The case involved a taxpayer who worked in the oil industry and was regularly posted to drilling locations overseas. During the years at issue, the taxpayer worked in Russia. When the taxpayer filed his U.S. tax returns, he excluded his wages earned in Russia from his gross income under IRC section 911(a).
IRC section 911(a) permits a “qualified individual” to exclude a limited amount of foreign earned income. Under IRC section 911(d)(1), a “qualified individual” must, among other requirements, maintain a tax home in a foreign country.
Under IRC section 911(d)(3), combined with IRC section 162(a)(2), an individual’s tax home is his principal place of employment. However, under IRC section 911(d)(3), an individual is not treated as having a tax home in a foreign country for any period during which the individual has his abode within the United States.

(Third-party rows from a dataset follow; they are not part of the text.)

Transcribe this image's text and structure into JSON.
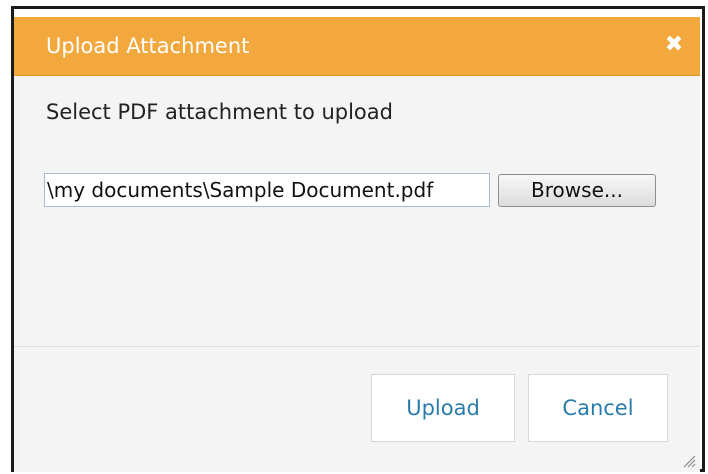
{
  "dialog": {
    "title": "Upload Attachment",
    "close_icon": "close-icon"
  },
  "form": {
    "prompt": "Select PDF attachment to upload",
    "file_value": "\\my documents\\Sample Document.pdf",
    "browse_label": "Browse..."
  },
  "footer": {
    "upload_label": "Upload",
    "cancel_label": "Cancel"
  },
  "colors": {
    "titlebar": "#f2a83c",
    "button_text": "#2a7cab",
    "body_bg": "#f4f4f4"
  },
  "icons": {
    "close": "close-icon",
    "resize": "resize-grip-icon"
  }
}
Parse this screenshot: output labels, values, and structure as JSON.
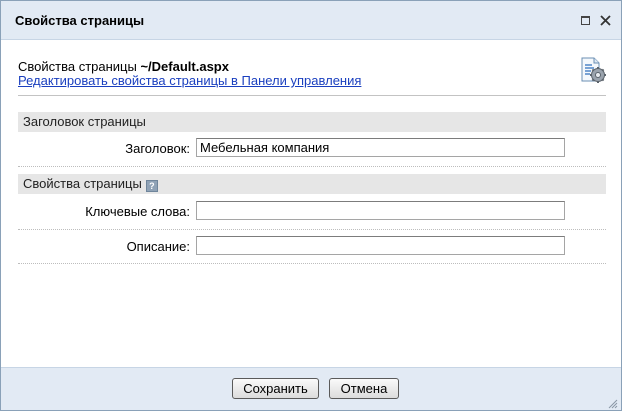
{
  "dialog": {
    "title": "Свойства страницы",
    "controls": {
      "maximize_icon": "maximize-icon",
      "close_icon": "close-icon"
    }
  },
  "page_info": {
    "prefix": "Свойства страницы",
    "path": "~/Default.aspx",
    "manage_link": "Редактировать свойства страницы в Панели управления",
    "icon": "page-settings-icon"
  },
  "sections": {
    "title_section": {
      "header": "Заголовок страницы",
      "fields": [
        {
          "label": "Заголовок:",
          "value": "Мебельная компания"
        }
      ]
    },
    "properties_section": {
      "header": "Свойства страницы",
      "help_icon": "help-icon",
      "fields": [
        {
          "label": "Ключевые слова:",
          "value": ""
        },
        {
          "label": "Описание:",
          "value": ""
        }
      ]
    }
  },
  "footer": {
    "save_label": "Сохранить",
    "cancel_label": "Отмена"
  },
  "colors": {
    "titlebar_bg": "#e2eaf4",
    "link": "#1a3fbf",
    "section_bg": "#e6e6e6"
  }
}
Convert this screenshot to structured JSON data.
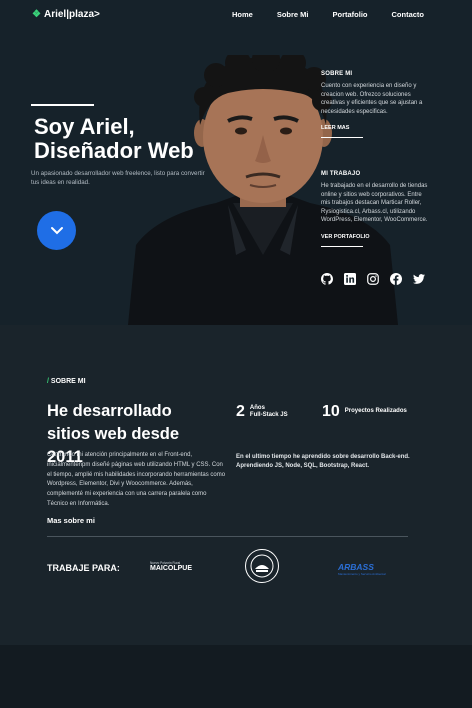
{
  "nav": {
    "logo_text": "Ariel|plaza>",
    "items": [
      "Home",
      "Sobre Mi",
      "Portafolio",
      "Contacto"
    ]
  },
  "hero": {
    "title_line1": "Soy Ariel,",
    "title_line2": "Diseñador Web",
    "subtitle": "Un apasionado desarrollador web freelence, listo para convertir tus ideas en realidad."
  },
  "side": {
    "about_heading": "SOBRE MI",
    "about_text": "Cuento con experiencia en diseño y creacion web. Ofrezco soluciones creativas y eficientes que se ajustan a necesidades especificas.",
    "about_link": "LEER MAS",
    "work_heading": "MI TRABAJO",
    "work_text": "He trabajado en el desarrollo de tiendas online y sitios web corporativos. Entre mis trabajos destacan Marticar Roller, Rysiogistica.cl, Arbass.cl, utilizando WordPress, Elementor, WooCommerce.",
    "work_link": "VER PORTAFOLIO"
  },
  "socials": [
    "github-icon",
    "linkedin-icon",
    "instagram-icon",
    "facebook-icon",
    "twitter-icon"
  ],
  "about": {
    "label_slash": "/",
    "label": "SOBRE MI",
    "title": "He desarrollado sitios web desde 2011",
    "text": "Centrando mi atención principalmente en el Front-end, inicialmentenpm diseñé páginas web utilizando HTML y CSS. Con el tiempo, amplié mis habilidades incorporando herramientas como Wordpress, Elementor, Divi y Woocommerce. Además, complementé mi experiencia con una carrera paralela como Técnico en Informática.",
    "more": "Mas sobre mi",
    "stat1_num": "2",
    "stat1_label1": "Años",
    "stat1_label2": "Full-Stack JS",
    "stat2_num": "10",
    "stat2_label": "Proyectos Realizados",
    "text2": "En el ultimo tiempo he aprendido sobre desarrollo Back-end. Aprendiendo JS, Node, SQL, Bootstrap, React.",
    "worked_for": "TRABAJE PARA:",
    "client1_small": "Nuevo Polvorin Rural",
    "client1_big": "MAICOLPUE",
    "client3_big": "ARBASS",
    "client3_small": "Mantenimiento y Servicio Ambiental"
  },
  "colors": {
    "accent_green": "#3ad27a",
    "button_blue": "#1f6ee6",
    "bg_dark": "#16222a",
    "arbass_blue": "#2b6fd6"
  }
}
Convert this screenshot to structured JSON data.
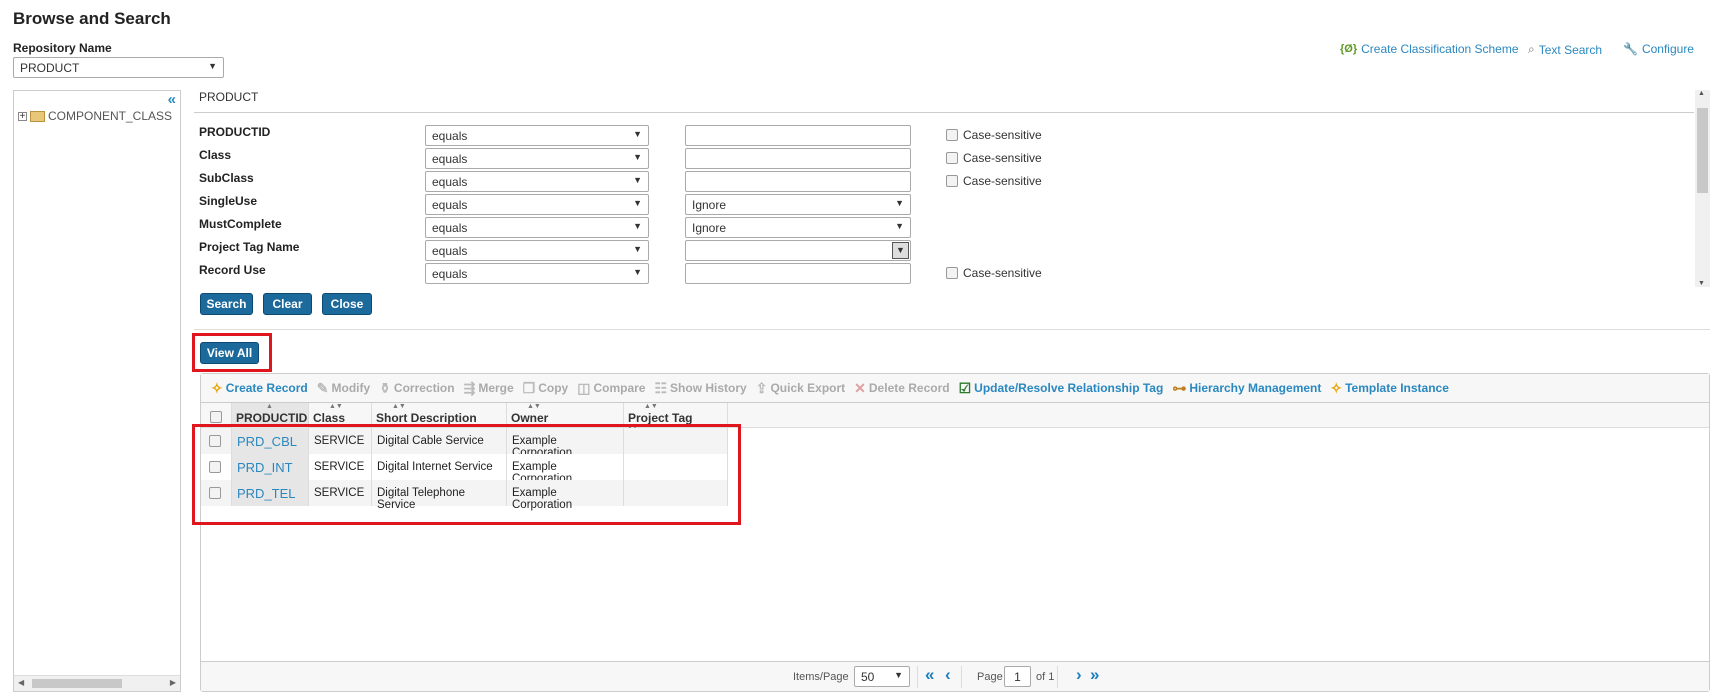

The U.S. Tax Court stated that a taxpayer’s abode is generally in the country in which the taxpayer has the strongest economic, family and personal ties, and in the present case, the taxpayer’s abode was in the United States. The U.S. Tax Court reached this conclusion on the grounds that:
- the taxpayer owned a house in the United States;
- while he was overseas, his first wife, his second wife and his daughter lived in the house or in his parent’s house located in the same city as his house;
- the taxpayer regularly and frequently visited his family in the United States;
- his business affairs were generally handled by his mother, whose address in the United States he used as his mailing address;
- his driver’s license, voter registration, bank accounts and motor vehicles were all centered in the United States; and
- his ties to Russia were entirely transitory and were not much beyond the minimum necessary to perform his duties there.
The U.S. Tax Court accordingly determined that the taxpayer was not eligible for the foreign earned income exclusion under IRC section 911.
However, the U.S. Tax Court declined to impose a 20% accuracy-related penalty under IRC section 6662(a) and (b)(1) because the taxpayer acted with reasonable cause and in good faith with regard to his underpayment of tax, which is an exception to the penalty under IRC section 6664(c)(1). The U.S. Tax Court found that the taxpayer reasonably relied on the advice of a competent tax professional, who advised that the taxpayer’s wages earned in Russia were eligible for the section 911 exclusion.
By Kimberlee Phelan, CPA, MBA, Practice Leader, WS+B’s International Services Group | 609.520.1188 | email@example.com